is a low density lipoprotein
. It starts it's life as a very low density lipoprotein (VLDL) which transports fat in the form of triglycerides and cholesterol
around the body. As it loses the triglycerides to cells for energy or storage, it becomes an LDL, containing mainly cholesterol.
Cholesterol is a vital substance within the body, so the purpose of LDL is to get the cholesterol to cells that need it. For the cholesterol to be transferred, a cell needs a specific receptor. Without this receptor there will be no transfer of cholesterol, so it's impossible for cholesterol to just clog up your arteries.. If you produce too many VLDLs, it will result in high levels of LDL as cells only have the receptor when they need cholesterol. Remember that unless cells have the receptor, the LDL cannot unload it's cargo.
is a high density lipoprotein. One of it's functions is to return 'used' cholesterol, from cells back to the liver
This is a cyclic process. LDLs supply the cells with fresh cholesterol and HDLs remove the used cholesterol.

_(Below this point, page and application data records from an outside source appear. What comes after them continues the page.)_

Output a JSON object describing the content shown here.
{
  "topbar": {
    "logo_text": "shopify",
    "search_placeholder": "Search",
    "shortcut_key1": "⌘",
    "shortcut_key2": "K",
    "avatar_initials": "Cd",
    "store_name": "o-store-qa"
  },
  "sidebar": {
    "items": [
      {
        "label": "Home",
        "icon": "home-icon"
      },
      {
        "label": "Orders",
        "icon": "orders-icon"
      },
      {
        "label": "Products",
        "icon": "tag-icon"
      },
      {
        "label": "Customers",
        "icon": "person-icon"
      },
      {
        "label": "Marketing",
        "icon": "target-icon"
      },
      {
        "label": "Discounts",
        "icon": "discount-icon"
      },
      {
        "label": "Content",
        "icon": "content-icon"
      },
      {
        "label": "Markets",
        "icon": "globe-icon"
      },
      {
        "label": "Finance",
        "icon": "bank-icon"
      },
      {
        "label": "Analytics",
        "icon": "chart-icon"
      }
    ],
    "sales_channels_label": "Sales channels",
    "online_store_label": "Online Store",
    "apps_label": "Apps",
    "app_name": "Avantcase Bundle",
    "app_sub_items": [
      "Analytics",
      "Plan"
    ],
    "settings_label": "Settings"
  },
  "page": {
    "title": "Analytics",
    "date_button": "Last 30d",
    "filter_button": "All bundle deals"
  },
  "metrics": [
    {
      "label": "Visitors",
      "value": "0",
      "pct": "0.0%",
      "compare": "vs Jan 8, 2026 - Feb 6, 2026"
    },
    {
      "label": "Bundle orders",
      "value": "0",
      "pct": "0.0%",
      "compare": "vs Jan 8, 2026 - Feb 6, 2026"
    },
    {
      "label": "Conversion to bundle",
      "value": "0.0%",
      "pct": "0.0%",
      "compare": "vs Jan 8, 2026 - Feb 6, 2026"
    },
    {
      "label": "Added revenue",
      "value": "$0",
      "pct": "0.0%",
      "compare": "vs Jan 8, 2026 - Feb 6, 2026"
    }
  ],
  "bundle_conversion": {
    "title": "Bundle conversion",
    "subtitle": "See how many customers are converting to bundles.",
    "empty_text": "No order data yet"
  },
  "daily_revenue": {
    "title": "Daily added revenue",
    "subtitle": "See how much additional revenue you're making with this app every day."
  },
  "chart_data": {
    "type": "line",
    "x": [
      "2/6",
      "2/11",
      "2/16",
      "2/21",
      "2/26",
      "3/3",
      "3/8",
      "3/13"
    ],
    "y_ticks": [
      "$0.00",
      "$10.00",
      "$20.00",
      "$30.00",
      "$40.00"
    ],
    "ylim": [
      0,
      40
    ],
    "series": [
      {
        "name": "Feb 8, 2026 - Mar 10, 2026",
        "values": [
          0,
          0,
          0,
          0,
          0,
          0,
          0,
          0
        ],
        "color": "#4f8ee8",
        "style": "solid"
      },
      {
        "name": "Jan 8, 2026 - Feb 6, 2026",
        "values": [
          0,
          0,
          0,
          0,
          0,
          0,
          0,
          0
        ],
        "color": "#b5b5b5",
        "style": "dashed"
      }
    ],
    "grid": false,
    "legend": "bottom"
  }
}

Neither is good or bad, they both play an important role, without which we would simply die.
Another purpose of HDL is to hand out and take back things called appolipoproteins to VLDLs. These appolipoproteins are what activates the enzymes in your capillaries to transfer the triglycerides from the VLDLs to cells